And it does. But instead of blaming him—since she knows it's not his fault—she uses sweet metaphors to explain what makes them truly the same and that he only needs to be himself no matter what goal he wants to reach. She is unfailingly gentle though doesn't shy away from some playful banter when the opportunity presents itself. She is supportive of him making his own choices but isn't afraid to give her opinion on things and reveal her emotions about one day possibly being away from him forever.
As it turns out, Kerchak is justified in being on his guard when it comes to many of the humans who arrive in Africa. Humans are complex beings—we know that better than anyone. But although she initially fears the presence of Tarzan's newfound friends Jane and Professor Porter, she eventually gives her son the benefit of the doubt when she sees with her own eyes just how sweet and incredibly naïve they are around the gorillas.
Kala comes to treat Jane as her own daughter when the latter helps rescue her and marries Tarzan, and they are able to confide in each other whenever an issue arises. They are protective of each other, and share adorable moments of affection, like whenever Kala takes her hand or when Jane takes a risk to give her a bouquet of flowers after Tarzan does as they're sliding on trees. She knows her son will never be tainted or taken away from her in Jane's company.
I haven't seen the midquel, Tarzan II, but judging from the Disney Wiki, it sounds like Kala's character remains intact. Like the day she meets Tarzan, she puts herself in danger to save him and doesn't stop advocating for her well-articulated beliefs. Even though Tarzan replaces the late Kerchak as leader in the series, she's still the main voice of reason in the family's eyes and advises the former in a composed manner without actually taking control. She recognizes his cooperation, but also his intelligence, and trusts him to think of a plan that'll benefit them all.

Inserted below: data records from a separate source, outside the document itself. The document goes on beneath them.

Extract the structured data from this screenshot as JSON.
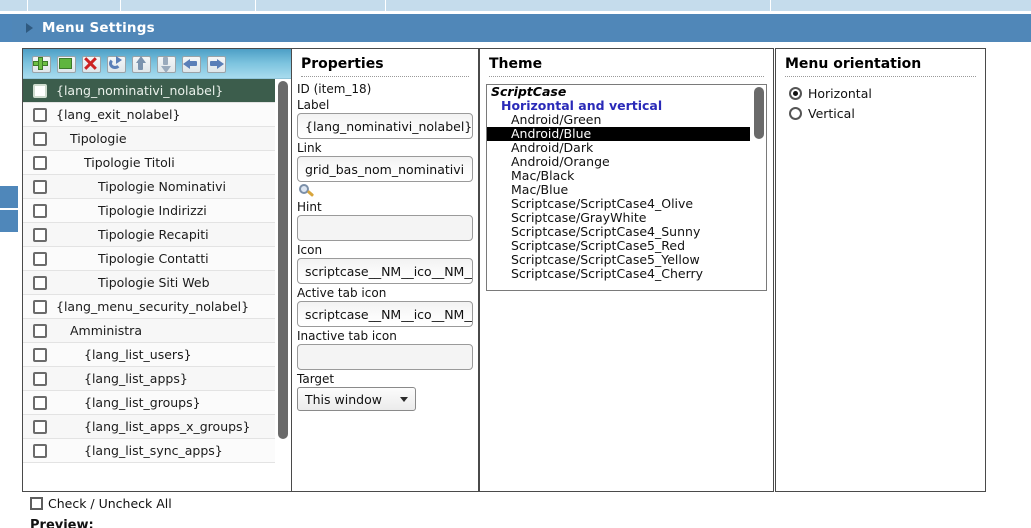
{
  "header": {
    "title": "Menu Settings",
    "expander_icon": "triangle-right-icon"
  },
  "toolbar": {
    "buttons": [
      {
        "name": "add-item-button",
        "icon": "plus-icon",
        "label": "Add"
      },
      {
        "name": "duplicate-item-button",
        "icon": "copy-icon",
        "label": "Duplicate"
      },
      {
        "name": "delete-item-button",
        "icon": "delete-x-icon",
        "label": "Delete"
      },
      {
        "name": "refresh-button",
        "icon": "refresh-arrow-icon",
        "label": "Refresh"
      },
      {
        "name": "move-up-button",
        "icon": "arrow-up-icon",
        "label": "Move up"
      },
      {
        "name": "move-down-button",
        "icon": "arrow-down-icon",
        "label": "Move down"
      },
      {
        "name": "outdent-button",
        "icon": "arrow-left-icon",
        "label": "Outdent"
      },
      {
        "name": "indent-button",
        "icon": "arrow-right-icon",
        "label": "Indent"
      }
    ]
  },
  "tree": {
    "items": [
      {
        "label": "{lang_nominativi_nolabel}",
        "indent": 0,
        "selected": true,
        "checked": false
      },
      {
        "label": "{lang_exit_nolabel}",
        "indent": 0,
        "selected": false,
        "checked": false
      },
      {
        "label": "Tipologie",
        "indent": 1,
        "selected": false,
        "checked": false
      },
      {
        "label": "Tipologie Titoli",
        "indent": 2,
        "selected": false,
        "checked": false
      },
      {
        "label": "Tipologie Nominativi",
        "indent": 3,
        "selected": false,
        "checked": false
      },
      {
        "label": "Tipologie Indirizzi",
        "indent": 3,
        "selected": false,
        "checked": false
      },
      {
        "label": "Tipologie Recapiti",
        "indent": 3,
        "selected": false,
        "checked": false
      },
      {
        "label": "Tipologie Contatti",
        "indent": 3,
        "selected": false,
        "checked": false
      },
      {
        "label": "Tipologie Siti Web",
        "indent": 3,
        "selected": false,
        "checked": false
      },
      {
        "label": "{lang_menu_security_nolabel}",
        "indent": 0,
        "selected": false,
        "checked": false
      },
      {
        "label": "Amministra",
        "indent": 1,
        "selected": false,
        "checked": false
      },
      {
        "label": "{lang_list_users}",
        "indent": 2,
        "selected": false,
        "checked": false
      },
      {
        "label": "{lang_list_apps}",
        "indent": 2,
        "selected": false,
        "checked": false
      },
      {
        "label": "{lang_list_groups}",
        "indent": 2,
        "selected": false,
        "checked": false
      },
      {
        "label": "{lang_list_apps_x_groups}",
        "indent": 2,
        "selected": false,
        "checked": false
      },
      {
        "label": "{lang_list_sync_apps}",
        "indent": 2,
        "selected": false,
        "checked": false
      }
    ]
  },
  "properties": {
    "title": "Properties",
    "id_text": "ID (item_18)",
    "label_field": {
      "label": "Label",
      "value": "{lang_nominativi_nolabel}"
    },
    "link_field": {
      "label": "Link",
      "value": "grid_bas_nom_nominativi",
      "picker_icon": "magnifier-icon"
    },
    "hint_field": {
      "label": "Hint",
      "value": ""
    },
    "icon_field": {
      "label": "Icon",
      "value": "scriptcase__NM__ico__NM__bu",
      "picker_icon": "image-icon"
    },
    "active_tab_icon_field": {
      "label": "Active tab icon",
      "value": "scriptcase__NM__ico__NM__bu",
      "picker_icon": "image-icon"
    },
    "inactive_tab_icon_field": {
      "label": "Inactive tab icon",
      "value": "",
      "picker_icon": "image-icon"
    },
    "target_field": {
      "label": "Target",
      "value": "This window",
      "options": [
        "This window"
      ]
    }
  },
  "theme": {
    "title": "Theme",
    "options": [
      {
        "text": "ScriptCase",
        "level": "grp1",
        "selected": false
      },
      {
        "text": "Horizontal and vertical",
        "level": "grp2",
        "selected": false
      },
      {
        "text": "Android/Green",
        "level": "item",
        "selected": false
      },
      {
        "text": "Android/Blue",
        "level": "item",
        "selected": true
      },
      {
        "text": "Android/Dark",
        "level": "item",
        "selected": false
      },
      {
        "text": "Android/Orange",
        "level": "item",
        "selected": false
      },
      {
        "text": "Mac/Black",
        "level": "item",
        "selected": false
      },
      {
        "text": "Mac/Blue",
        "level": "item",
        "selected": false
      },
      {
        "text": "Scriptcase/ScriptCase4_Olive",
        "level": "item",
        "selected": false
      },
      {
        "text": "Scriptcase/GrayWhite",
        "level": "item",
        "selected": false
      },
      {
        "text": "Scriptcase/ScriptCase4_Sunny",
        "level": "item",
        "selected": false
      },
      {
        "text": "Scriptcase/ScriptCase5_Red",
        "level": "item",
        "selected": false
      },
      {
        "text": "Scriptcase/ScriptCase5_Yellow",
        "level": "item",
        "selected": false
      },
      {
        "text": "Scriptcase/ScriptCase4_Cherry",
        "level": "item",
        "selected": false
      }
    ]
  },
  "orientation": {
    "title": "Menu orientation",
    "options": [
      {
        "label": "Horizontal",
        "checked": true
      },
      {
        "label": "Vertical",
        "checked": false
      }
    ]
  },
  "footer": {
    "check_all_label": "Check / Uncheck All",
    "check_all_checked": false,
    "preview_label": "Preview:"
  },
  "colors": {
    "header_blue": "#5087b8",
    "toolbar_blue": "#7cc3de",
    "selected_row_green": "#3c5d4c",
    "selected_option_black": "#000000",
    "group_link_blue": "#2a2ab8",
    "top_strip_blue": "#c5dcec"
  }
}
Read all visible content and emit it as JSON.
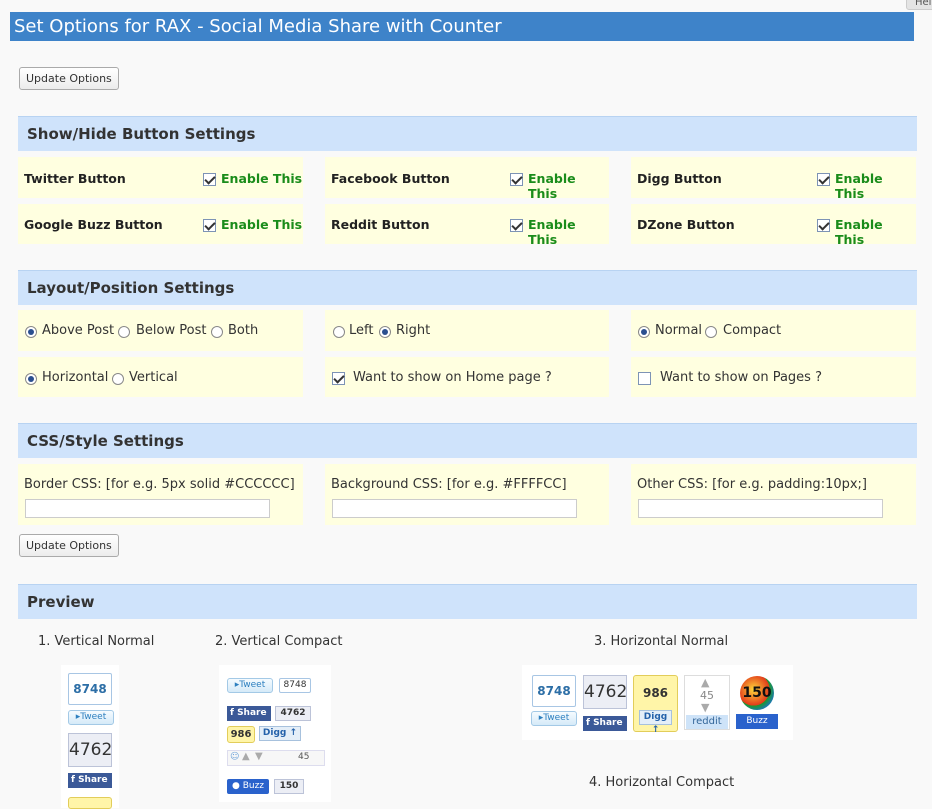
{
  "help_tab": "Help",
  "title": "Set Options for RAX - Social Media Share with Counter",
  "buttons": {
    "update_top": "Update Options",
    "update_bottom": "Update Options"
  },
  "sections": {
    "show_hide": "Show/Hide Button Settings",
    "layout": "Layout/Position Settings",
    "css": "CSS/Style Settings",
    "preview": "Preview"
  },
  "show_hide": {
    "enable_label": "Enable This",
    "items": [
      {
        "label": "Twitter Button",
        "checked": true
      },
      {
        "label": "Facebook Button",
        "checked": true
      },
      {
        "label": "Digg Button",
        "checked": true
      },
      {
        "label": "Google Buzz Button",
        "checked": true
      },
      {
        "label": "Reddit Button",
        "checked": true
      },
      {
        "label": "DZone Button",
        "checked": true
      }
    ]
  },
  "layout": {
    "position": {
      "options": [
        "Above Post",
        "Below Post",
        "Both"
      ],
      "selected": "Above Post"
    },
    "align": {
      "options": [
        "Left",
        "Right"
      ],
      "selected": "Right"
    },
    "size": {
      "options": [
        "Normal",
        "Compact"
      ],
      "selected": "Normal"
    },
    "orientation": {
      "options": [
        "Horizontal",
        "Vertical"
      ],
      "selected": "Horizontal"
    },
    "home_page": {
      "label": "Want to show on Home page ?",
      "checked": true
    },
    "pages": {
      "label": "Want to show on Pages ?",
      "checked": false
    }
  },
  "css": {
    "border_label": "Border CSS: [for e.g. 5px solid #CCCCCC]",
    "border_value": "",
    "background_label": "Background CSS: [for e.g. #FFFFCC]",
    "background_value": "",
    "other_label": "Other CSS: [for e.g. padding:10px;]",
    "other_value": ""
  },
  "preview": {
    "labels": [
      "1. Vertical Normal",
      "2. Vertical Compact",
      "3. Horizontal Normal",
      "4. Horizontal Compact"
    ],
    "twitter_count": "8748",
    "twitter_label": "Tweet",
    "facebook_count": "4762",
    "facebook_label": "Share",
    "digg_count": "986",
    "digg_label": "Digg",
    "reddit_count": "45",
    "reddit_label": "reddit",
    "buzz_count": "150",
    "buzz_label": "Buzz"
  },
  "colors": {
    "title_bar": "#3e83c9",
    "section_head": "#cfe3fb",
    "cell_bg": "#ffffe0",
    "enable_green": "#1a8c1a"
  }
}
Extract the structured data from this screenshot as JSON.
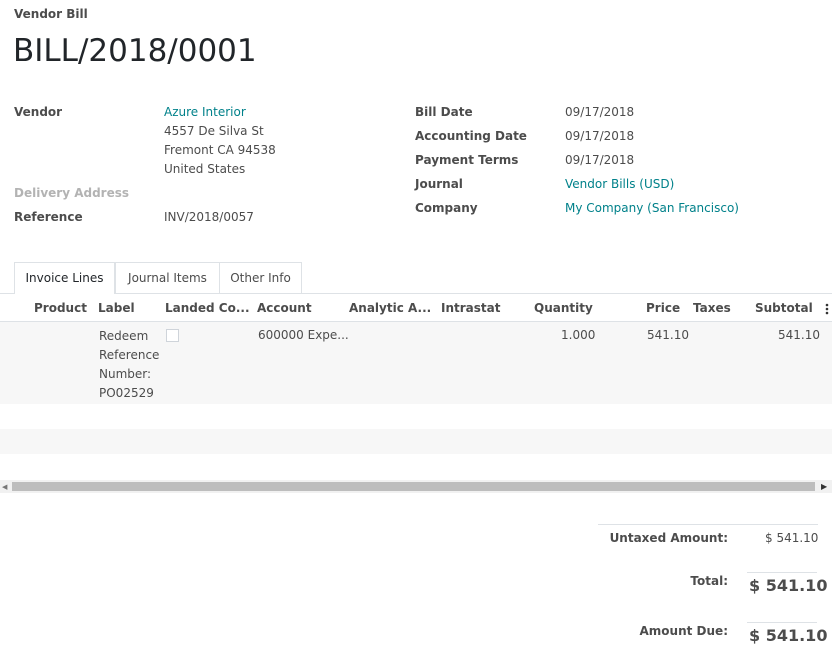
{
  "header": {
    "doc_type": "Vendor Bill",
    "doc_name": "BILL/2018/0001"
  },
  "left_fields": {
    "vendor_label": "Vendor",
    "vendor_name": "Azure Interior",
    "vendor_address": [
      "4557 De Silva St",
      "Fremont CA 94538",
      "United States"
    ],
    "delivery_address_label": "Delivery Address",
    "reference_label": "Reference",
    "reference_value": "INV/2018/0057"
  },
  "right_fields": {
    "bill_date_label": "Bill Date",
    "bill_date_value": "09/17/2018",
    "accounting_date_label": "Accounting Date",
    "accounting_date_value": "09/17/2018",
    "payment_terms_label": "Payment Terms",
    "payment_terms_value": "09/17/2018",
    "journal_label": "Journal",
    "journal_value": "Vendor Bills (USD)",
    "company_label": "Company",
    "company_value": "My Company (San Francisco)"
  },
  "tabs": [
    {
      "label": "Invoice Lines",
      "active": true
    },
    {
      "label": "Journal Items",
      "active": false
    },
    {
      "label": "Other Info",
      "active": false
    }
  ],
  "table": {
    "columns": [
      "Product",
      "Label",
      "Landed Co...",
      "Account",
      "Analytic A...",
      "Intrastat",
      "Quantity",
      "Price",
      "Taxes",
      "Subtotal"
    ],
    "more_icon": "vertical-ellipsis-icon",
    "rows": [
      {
        "product": "",
        "label_lines": [
          "Redeem",
          "Reference",
          "Number:",
          "PO02529"
        ],
        "landed_cost": false,
        "account": "600000 Expe...",
        "analytic": "",
        "intrastat": "",
        "quantity": "1.000",
        "price": "541.10",
        "taxes": "",
        "subtotal": "541.10"
      }
    ]
  },
  "totals": {
    "untaxed_label": "Untaxed Amount:",
    "untaxed_value": "$ 541.10",
    "total_label": "Total:",
    "total_value": "$ 541.10",
    "amount_due_label": "Amount Due:",
    "amount_due_value": "$ 541.10"
  },
  "colors": {
    "link": "#00818a",
    "text": "#4c4c4c",
    "row_bg": "#f7f7f7"
  }
}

Jane calls Kala "beautiful," but she isn't just commenting on her appearance—she can see what a kind, unassuming soul she is just by looking at her. It's no wonder they soon become the closest friends in the jungle. She, being the equally as wonderful person she is, is in awe, like anyone who appreciates a character like this would be. She loved her the moment she saw her, and so did I.